Processed products from agriculture, horticulture, fishing or forestry industries remain our strong suit but we need to use science and technology to continue to innovate. Companies like Fonterra, Zespri and Comvita show our excellence in commodity value-adding. For that reason science journalist Julian Cribb is on the mark when he says New Zealand has the potential to "become the Silicon Valley of agricultural knowledge".

Manufactured and IT-based products are also strong suits, particularly those based on innovative products, systems and processes. Compac, Rakon, Fisher & Paykel Appliances, Navman and Fisher & Paykel Healthcare are leaders. Others like Xero, Banklink, Lanza Tech, PowerbyProxi and Digital Veneer show our talent pool is far from empty and we can be a "Silicon Valley" in a more conventional sense.

Weightless exports - such as tourism, education, personal, cultural and recreational services; architectural, engineering and other technical services - are also where we excel.

We should look to places such as Finland, Singapore, Taiwan and Korea, that have established themselves as centres of innovation, that are adept at commercialising research and innovation, and bringing new products to market.
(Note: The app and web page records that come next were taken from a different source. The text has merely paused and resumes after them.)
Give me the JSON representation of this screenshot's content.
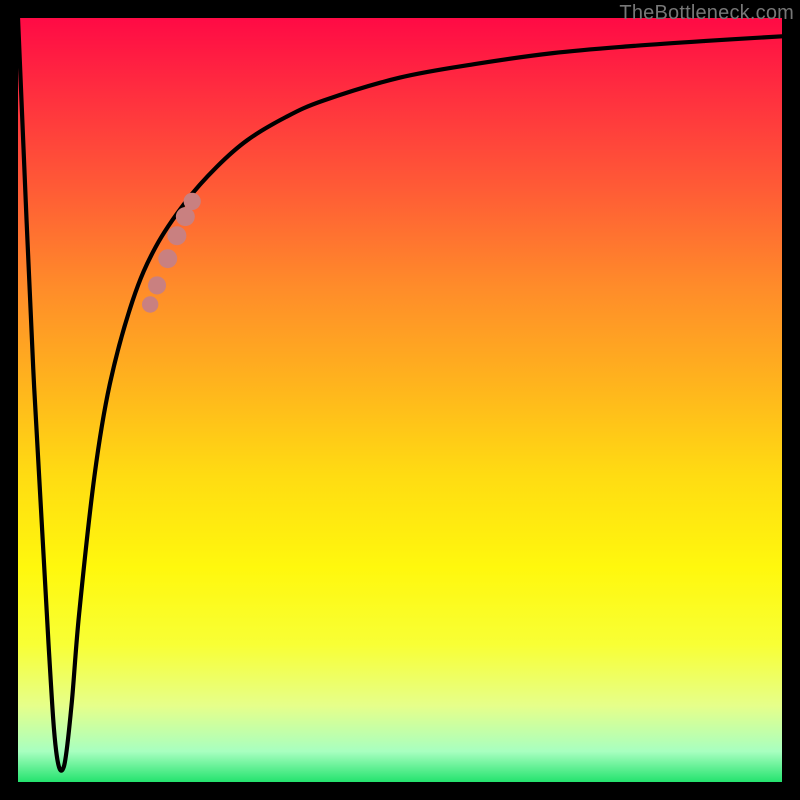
{
  "watermark": "TheBottleneck.com",
  "colors": {
    "background": "#000000",
    "curve": "#000000",
    "marker_fill": "#c98080",
    "gradient_top": "#ff0a45",
    "gradient_bottom": "#24e36e"
  },
  "chart_data": {
    "type": "line",
    "title": "",
    "xlabel": "",
    "ylabel": "",
    "x_range": [
      0,
      100
    ],
    "y_range": [
      0,
      100
    ],
    "grid": false,
    "legend": false,
    "series": [
      {
        "name": "bottleneck-curve",
        "x": [
          0,
          2,
          4,
          5,
          6,
          7,
          8,
          10,
          12,
          15,
          18,
          22,
          26,
          30,
          35,
          40,
          50,
          60,
          70,
          80,
          90,
          100
        ],
        "y": [
          100,
          54,
          18,
          4,
          2,
          10,
          22,
          40,
          52,
          63,
          70,
          76,
          80.5,
          84,
          87,
          89.2,
          92.2,
          94,
          95.4,
          96.3,
          97,
          97.6
        ]
      }
    ],
    "markers": [
      {
        "name": "dot-1",
        "x": 17.3,
        "y": 62.5,
        "r": 1.0
      },
      {
        "name": "dot-2",
        "x": 18.2,
        "y": 65.0,
        "r": 1.2
      },
      {
        "name": "dot-3",
        "x": 19.6,
        "y": 68.5,
        "r": 1.3
      },
      {
        "name": "dot-4",
        "x": 20.8,
        "y": 71.5,
        "r": 1.3
      },
      {
        "name": "dot-5",
        "x": 21.9,
        "y": 74.0,
        "r": 1.3
      },
      {
        "name": "dot-6",
        "x": 22.8,
        "y": 76.0,
        "r": 1.1
      }
    ]
  }
}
Our Government should set the agenda with opportunities for the private sector and tertiary institutions to contribute. A case in point is the Global Executive Leadership Programme. Developed by New Zealand Trade and Enterprise in conjunction with the University of Auckland Business School, the ICEHOUSE and the Thunderbird School of Global Management in the US, its purpose is to assist directors, CEOs, senior executives and business owners who are committed to leading their organisations to a strong international position.


The Government has two crucial roles to play. One is to level the trading playing fields. The China/New Zealand Free Trade Agreement shows it's worth the effort. In year one we exported $3.5 billion in value, compared to a 2004-2006 average of $363 million. China is now our second-largest trading partner and the growth in two-way trade exceeded the average annual growth rate of all major trading partners.

The India/New Zealand FTA and work under way with the US will provide opportunities in other major markets. To capitalise we also must ensure our logistics are highly efficient.

The second is leadership and co-ordination - through New Zealand Trade and Enterprise. Our front row needs "street fighting local knowledge capabilities" as well as diplomacy.

In that regard Peter Chrisp's appointment as CEO bodes well. In the end it will come down to inspiring New Zealanders to think and act globally.

Owen Glenn is a Kiwi businessman and philanthropist and an officer of the New Zealand Order of Merit.